**Work to complete:** Skip the pictures and copy all the data that follows exactly.

**Supplied entries:**
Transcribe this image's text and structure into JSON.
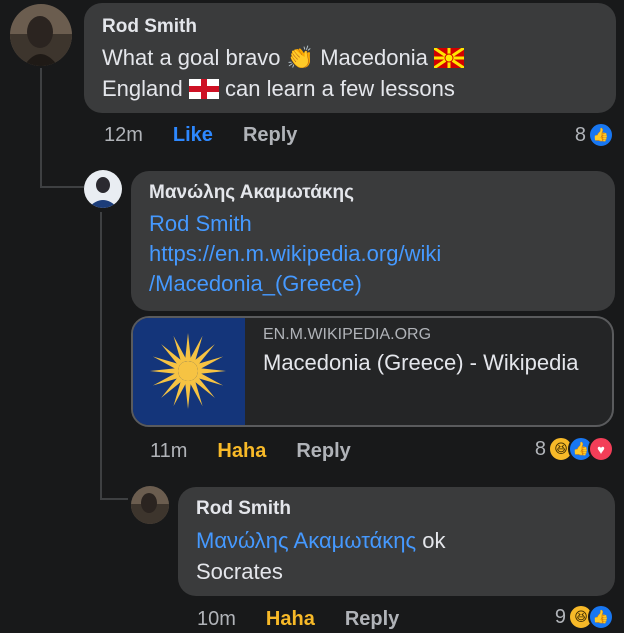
{
  "comments": [
    {
      "author": "Rod Smith",
      "text_line1": "What a goal bravo",
      "text_line1b": "Macedonia",
      "text_line2b": "can learn a few lessons",
      "text_line2a": "England",
      "time": "12m",
      "action_like": "Like",
      "action_reply": "Reply",
      "reaction_count": "8"
    },
    {
      "author": "Μανώλης Ακαμωτάκης",
      "mention": "Rod Smith",
      "link_line1": "https://en.m.wikipedia.org/wiki",
      "link_line2": "/Macedonia_(Greece)",
      "time": "11m",
      "action_haha": "Haha",
      "action_reply": "Reply",
      "reaction_count": "8"
    },
    {
      "author": "Rod Smith",
      "mention": "Μανώλης Ακαμωτάκης",
      "text_after_mention": "ok",
      "text_line2": "Socrates",
      "time": "10m",
      "action_haha": "Haha",
      "action_reply": "Reply",
      "reaction_count": "9"
    }
  ],
  "link_preview": {
    "domain": "EN.M.WIKIPEDIA.ORG",
    "title": "Macedonia (Greece) - Wikipedia"
  },
  "colors": {
    "background": "#18191a",
    "bubble": "#3a3b3c",
    "link_blue": "#4599ff",
    "haha_yellow": "#f7b928",
    "like_blue": "#2d88ff"
  }
}
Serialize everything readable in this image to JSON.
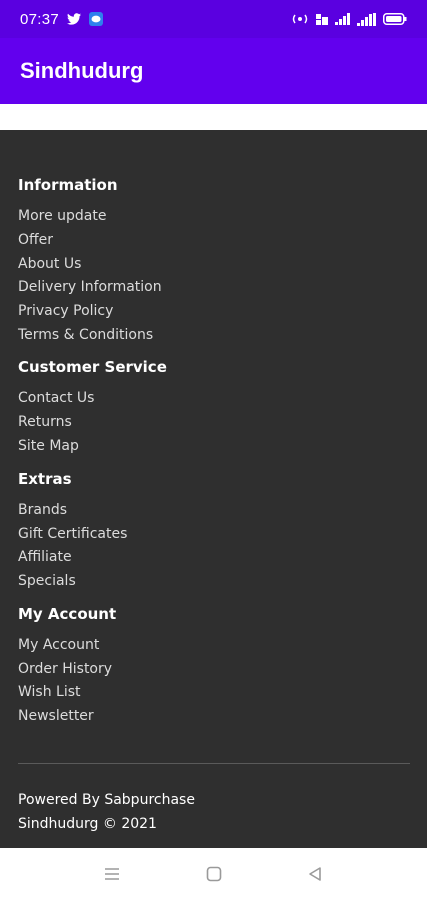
{
  "status_bar": {
    "time": "07:37",
    "icons_left": [
      "twitter-icon",
      "chat-app-icon"
    ],
    "icons_right": [
      "hotspot-icon",
      "data-icon",
      "signal-icon",
      "signal-icon-2",
      "battery-icon"
    ]
  },
  "app_bar": {
    "title": "Sindhudurg",
    "color": "#6200ee"
  },
  "footer": {
    "background": "#2f2f2f",
    "sections": [
      {
        "title": "Information",
        "links": [
          "More update",
          "Offer",
          "About Us",
          "Delivery Information",
          "Privacy Policy",
          "Terms & Conditions"
        ]
      },
      {
        "title": "Customer Service",
        "links": [
          "Contact Us",
          "Returns",
          "Site Map"
        ]
      },
      {
        "title": "Extras",
        "links": [
          "Brands",
          "Gift Certificates",
          "Affiliate",
          "Specials"
        ]
      },
      {
        "title": "My Account",
        "links": [
          "My Account",
          "Order History",
          "Wish List",
          "Newsletter"
        ]
      }
    ],
    "powered_by_label": "Powered By",
    "powered_by_link": "Sabpurchase",
    "copyright": "Sindhudurg © 2021"
  },
  "nav_bar": {
    "buttons": [
      "menu-icon",
      "home-icon",
      "back-icon"
    ]
  }
}
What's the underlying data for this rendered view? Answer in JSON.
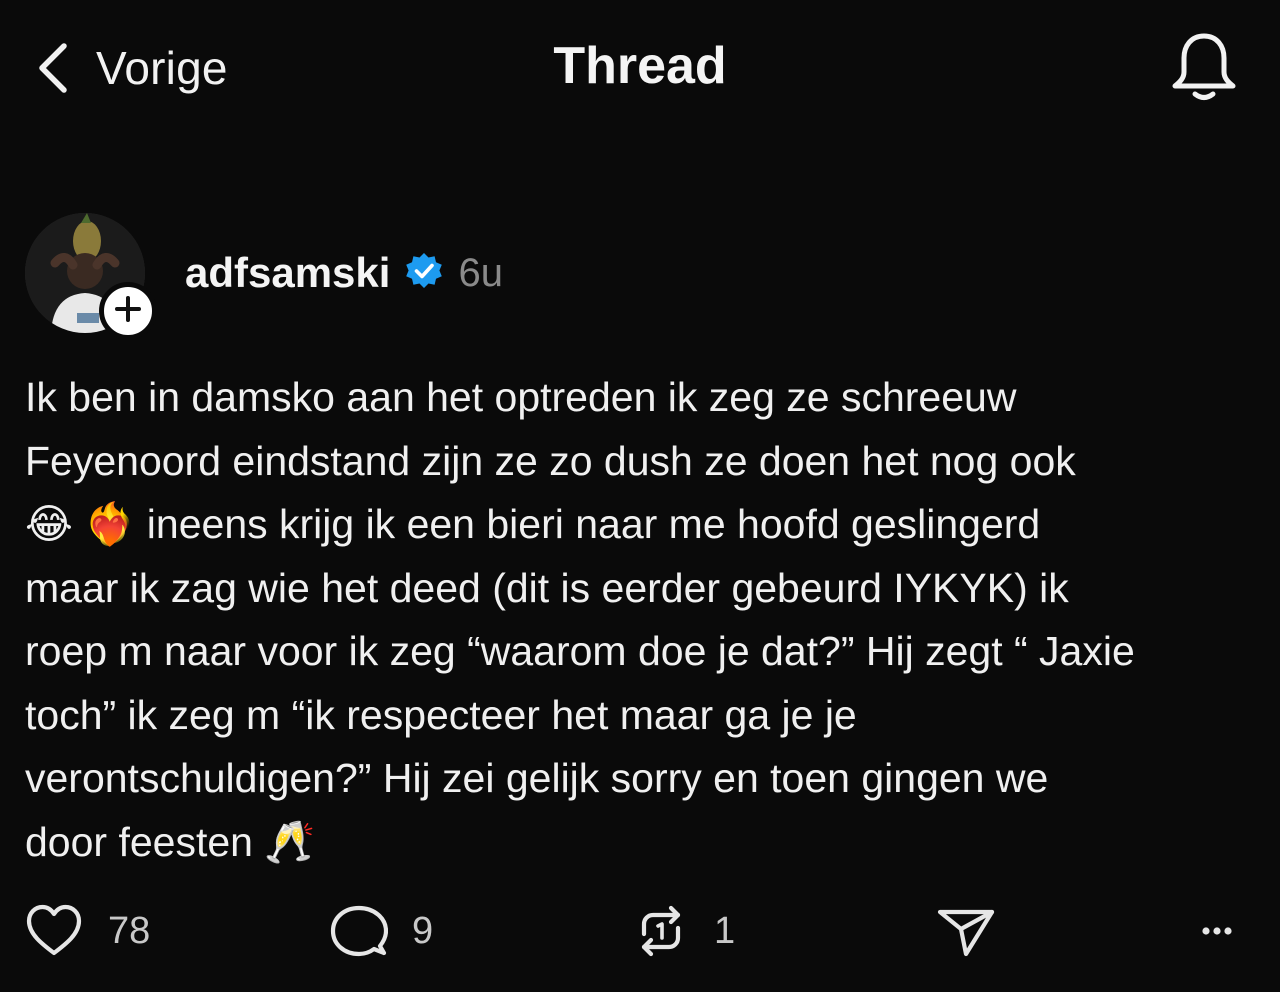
{
  "header": {
    "back_label": "Vorige",
    "title": "Thread",
    "back_icon": "chevron-left-icon",
    "notification_icon": "bell-icon"
  },
  "post": {
    "author": {
      "username": "adfsamski",
      "verified": true,
      "verified_color": "#1d9bf0",
      "follow_icon": "plus-icon"
    },
    "timestamp": "6u",
    "text_lines": [
      "Ik ben in damsko aan het optreden ik zeg ze schreeuw",
      "Feyenoord eindstand zijn ze zo dush ze doen het nog ook",
      "ineens krijg ik een bieri naar me hoofd geslingerd",
      "maar ik zag wie het deed (dit is eerder gebeurd IYKYK) ik",
      "roep m naar voor ik zeg “waarom doe je dat?” Hij zegt “ Jaxie",
      "toch” ik zeg m “ik respecteer het maar ga je je",
      "verontschuldigen?” Hij zei gelijk sorry en toen gingen we",
      "door feesten"
    ],
    "emojis": {
      "laughing": "😂",
      "heart_on_fire": "❤️‍🔥",
      "champagne": "🥂"
    },
    "actions": {
      "likes": "78",
      "replies": "9",
      "reposts": "1",
      "like_icon": "heart-icon",
      "reply_icon": "comment-icon",
      "repost_icon": "repost-icon",
      "share_icon": "send-icon",
      "more_icon": "more-icon"
    }
  },
  "colors": {
    "background": "#0a0a0a",
    "text": "#f2f2f2",
    "muted": "#8a8a8a",
    "verified": "#1d9bf0"
  }
}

**Your response:**
Transcribe this image's text and structure into JSON.
{
  "comments": [
    {
      "author": "Rod Smith",
      "text_line1": "What a goal bravo",
      "text_line1b": "Macedonia",
      "text_line2b": "can learn a few lessons",
      "text_line2a": "England",
      "time": "12m",
      "action_like": "Like",
      "action_reply": "Reply",
      "reaction_count": "8"
    },
    {
      "author": "Μανώλης Ακαμωτάκης",
      "mention": "Rod Smith",
      "link_line1": "https://en.m.wikipedia.org/wiki",
      "link_line2": "/Macedonia_(Greece)",
      "time": "11m",
      "action_haha": "Haha",
      "action_reply": "Reply",
      "reaction_count": "8"
    },
    {
      "author": "Rod Smith",
      "mention": "Μανώλης Ακαμωτάκης",
      "text_after_mention": "ok",
      "text_line2": "Socrates",
      "time": "10m",
      "action_haha": "Haha",
      "action_reply": "Reply",
      "reaction_count": "9"
    }
  ],
  "link_preview": {
    "domain": "EN.M.WIKIPEDIA.ORG",
    "title": "Macedonia (Greece) - Wikipedia"
  },
  "colors": {
    "background": "#18191a",
    "bubble": "#3a3b3c",
    "link_blue": "#4599ff",
    "haha_yellow": "#f7b928",
    "like_blue": "#2d88ff"
  }
}
Serialize everything readable in this image to JSON.
{
  "status_bar": {
    "time": "07:37",
    "icons_left": [
      "twitter-icon",
      "chat-app-icon"
    ],
    "icons_right": [
      "hotspot-icon",
      "data-icon",
      "signal-icon",
      "signal-icon-2",
      "battery-icon"
    ]
  },
  "app_bar": {
    "title": "Sindhudurg",
    "color": "#6200ee"
  },
  "footer": {
    "background": "#2f2f2f",
    "sections": [
      {
        "title": "Information",
        "links": [
          "More update",
          "Offer",
          "About Us",
          "Delivery Information",
          "Privacy Policy",
          "Terms & Conditions"
        ]
      },
      {
        "title": "Customer Service",
        "links": [
          "Contact Us",
          "Returns",
          "Site Map"
        ]
      },
      {
        "title": "Extras",
        "links": [
          "Brands",
          "Gift Certificates",
          "Affiliate",
          "Specials"
        ]
      },
      {
        "title": "My Account",
        "links": [
          "My Account",
          "Order History",
          "Wish List",
          "Newsletter"
        ]
      }
    ],
    "powered_by_label": "Powered By",
    "powered_by_link": "Sabpurchase",
    "copyright": "Sindhudurg © 2021"
  },
  "nav_bar": {
    "buttons": [
      "menu-icon",
      "home-icon",
      "back-icon"
    ]
  }
}
What's the underlying data for this rendered view? Answer in JSON.
{
  "header": {
    "back_label": "Vorige",
    "title": "Thread",
    "back_icon": "chevron-left-icon",
    "notification_icon": "bell-icon"
  },
  "post": {
    "author": {
      "username": "adfsamski",
      "verified": true,
      "verified_color": "#1d9bf0",
      "follow_icon": "plus-icon"
    },
    "timestamp": "6u",
    "text_lines": [
      "Ik ben in damsko aan het optreden ik zeg ze schreeuw",
      "Feyenoord eindstand zijn ze zo dush ze doen het nog ook",
      "ineens krijg ik een bieri naar me hoofd geslingerd",
      "maar ik zag wie het deed (dit is eerder gebeurd IYKYK) ik",
      "roep m naar voor ik zeg “waarom doe je dat?” Hij zegt “ Jaxie",
      "toch” ik zeg m “ik respecteer het maar ga je je",
      "verontschuldigen?” Hij zei gelijk sorry en toen gingen we",
      "door feesten"
    ],
    "emojis": {
      "laughing": "😂",
      "heart_on_fire": "❤️‍🔥",
      "champagne": "🥂"
    },
    "actions": {
      "likes": "78",
      "replies": "9",
      "reposts": "1",
      "like_icon": "heart-icon",
      "reply_icon": "comment-icon",
      "repost_icon": "repost-icon",
      "share_icon": "send-icon",
      "more_icon": "more-icon"
    }
  },
  "colors": {
    "background": "#0a0a0a",
    "text": "#f2f2f2",
    "muted": "#8a8a8a",
    "verified": "#1d9bf0"
  }
}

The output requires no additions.